Oxidative cellular damage caused by free radicals is known to contribute to the pathogenesis of various diseases such as cancer, diabetes, and neurodegenerative diseases, as well as to aging. The transcription factor nuclear factor erythroid 2-related factor 2 (Nrf2) and Kelch-like ECH-associated protein1 (Keap1) signaling pathways play an important role in preventing stresses including oxidative and inflammatory stresses. Nrf2 is a master regulator of cellular stress responses, induces the expression of antioxidant and detoxification enzymes, and protects against oxidative stress-induced cell damage. Glucagon-like peptide-1 (GLP-1) is an incretin hormone, which was originally found to increase insulin synthesis and secretion.
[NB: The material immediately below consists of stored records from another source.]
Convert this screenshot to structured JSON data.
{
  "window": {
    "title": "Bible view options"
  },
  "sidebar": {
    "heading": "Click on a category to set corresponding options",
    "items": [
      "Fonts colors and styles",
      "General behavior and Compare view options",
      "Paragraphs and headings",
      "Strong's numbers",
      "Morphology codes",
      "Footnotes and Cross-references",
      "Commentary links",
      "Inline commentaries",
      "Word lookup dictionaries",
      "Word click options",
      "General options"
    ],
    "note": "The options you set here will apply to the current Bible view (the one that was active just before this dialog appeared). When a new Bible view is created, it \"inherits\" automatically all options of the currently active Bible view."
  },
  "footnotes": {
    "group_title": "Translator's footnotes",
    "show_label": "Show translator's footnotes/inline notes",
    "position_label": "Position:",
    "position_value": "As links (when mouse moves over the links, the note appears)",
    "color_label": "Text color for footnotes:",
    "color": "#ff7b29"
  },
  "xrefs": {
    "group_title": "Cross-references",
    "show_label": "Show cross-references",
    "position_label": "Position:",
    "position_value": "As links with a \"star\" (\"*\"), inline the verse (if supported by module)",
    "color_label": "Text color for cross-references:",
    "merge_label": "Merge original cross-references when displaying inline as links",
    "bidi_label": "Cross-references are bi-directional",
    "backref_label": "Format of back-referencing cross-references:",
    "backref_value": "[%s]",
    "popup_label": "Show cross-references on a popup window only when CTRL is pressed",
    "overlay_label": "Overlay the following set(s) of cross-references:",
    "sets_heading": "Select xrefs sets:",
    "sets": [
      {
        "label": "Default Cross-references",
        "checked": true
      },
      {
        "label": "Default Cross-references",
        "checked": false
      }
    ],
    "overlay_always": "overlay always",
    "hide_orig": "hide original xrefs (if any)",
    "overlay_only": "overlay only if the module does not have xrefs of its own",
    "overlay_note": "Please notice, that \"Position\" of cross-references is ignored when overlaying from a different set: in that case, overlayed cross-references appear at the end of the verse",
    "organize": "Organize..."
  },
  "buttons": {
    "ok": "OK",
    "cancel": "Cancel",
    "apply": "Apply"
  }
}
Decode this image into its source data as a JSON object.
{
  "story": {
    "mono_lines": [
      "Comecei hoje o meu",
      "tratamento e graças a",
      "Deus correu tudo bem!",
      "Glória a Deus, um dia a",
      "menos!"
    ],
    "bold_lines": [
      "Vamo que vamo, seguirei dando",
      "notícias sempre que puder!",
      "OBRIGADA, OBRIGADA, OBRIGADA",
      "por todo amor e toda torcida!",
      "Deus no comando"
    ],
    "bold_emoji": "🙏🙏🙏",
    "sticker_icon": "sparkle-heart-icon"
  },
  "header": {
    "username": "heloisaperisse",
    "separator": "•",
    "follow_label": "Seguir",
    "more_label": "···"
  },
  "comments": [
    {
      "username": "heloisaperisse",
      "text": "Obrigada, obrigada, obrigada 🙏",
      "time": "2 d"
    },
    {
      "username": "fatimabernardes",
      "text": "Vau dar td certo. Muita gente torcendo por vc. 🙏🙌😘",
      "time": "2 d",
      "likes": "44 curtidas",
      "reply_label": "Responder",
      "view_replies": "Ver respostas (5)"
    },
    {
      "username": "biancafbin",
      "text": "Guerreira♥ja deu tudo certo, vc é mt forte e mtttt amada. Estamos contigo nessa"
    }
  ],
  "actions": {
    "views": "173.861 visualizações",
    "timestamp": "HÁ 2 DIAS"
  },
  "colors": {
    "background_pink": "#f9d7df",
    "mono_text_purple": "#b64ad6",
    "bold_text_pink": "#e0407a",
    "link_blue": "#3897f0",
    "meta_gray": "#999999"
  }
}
It is now widely accepted that GLP-1 has multiple functions beyond glucose control in various tissues and organs including brain, kidney, and heart. GLP-1 and GLP-1 receptor agonists are known to be effective in many chronic diseases, including diabetes, via antioxidative mechanisms. In this review, we summarize the current knowledge regarding the role of GLP-1 in the protection against oxidative damage and the activation of the Nrf2 signaling pathway. Full article
(This article belongs to the Special Issue Nrf2 in Redox Signaling: A Double Edged Sword)
Show Figures

Graphical abstract

Open AccessReview
Nrf2, the Master Regulator of Anti-Oxidative Responses
Int. J. Mol. Sci. 2017, 18(12), 2772; https://doi.org/10.3390/ijms18122772 - 20 Dec 2017
Cited by 45
Abstract
Tight regulation of inflammation is very important to guarantee a balanced immune response without developing chronic inflammation. One of the major mediators of the resolution of inflammation is the transcription factor: the nuclear factor erythroid 2-like 2 (Nrf2). Stabilized following oxidative stress, Nrf2 [...] Read more.
Tight regulation of inflammation is very important to guarantee a balanced immune response without developing chronic inflammation. One of the major mediators of the resolution of inflammation is the transcription factor: the nuclear factor erythroid 2-like 2 (Nrf2). Stabilized following oxidative stress, Nrf2 induces the expression of antioxidants as well as cytoprotective genes, which provoke an anti-inflammatory expression profile, and is crucial for the initiation of healing. In view of this fundamental modulatory role, it is clear that both hyper- or hypoactivation of Nrf2 contribute to the onset of chronic diseases. Understanding the tight regulation of Nrf2 expression/activation and its interaction with signaling pathways, known to affect inflammatory processes, will facilitate development of therapeutic approaches to prevent Nrf2 dysregulation and ameliorate chronic inflammatory diseases. We discuss in this review the principle mechanisms of Nrf2 regulation with a focus on inflammation and autophagy, extending the role of dysregulated Nrf2 to chronic diseases and tumor development. Full article
(This article belongs to the Special Issue Nrf2 in Redox Signaling: A Double Edged Sword)
Show Figures

Figure 1

Back to TopTop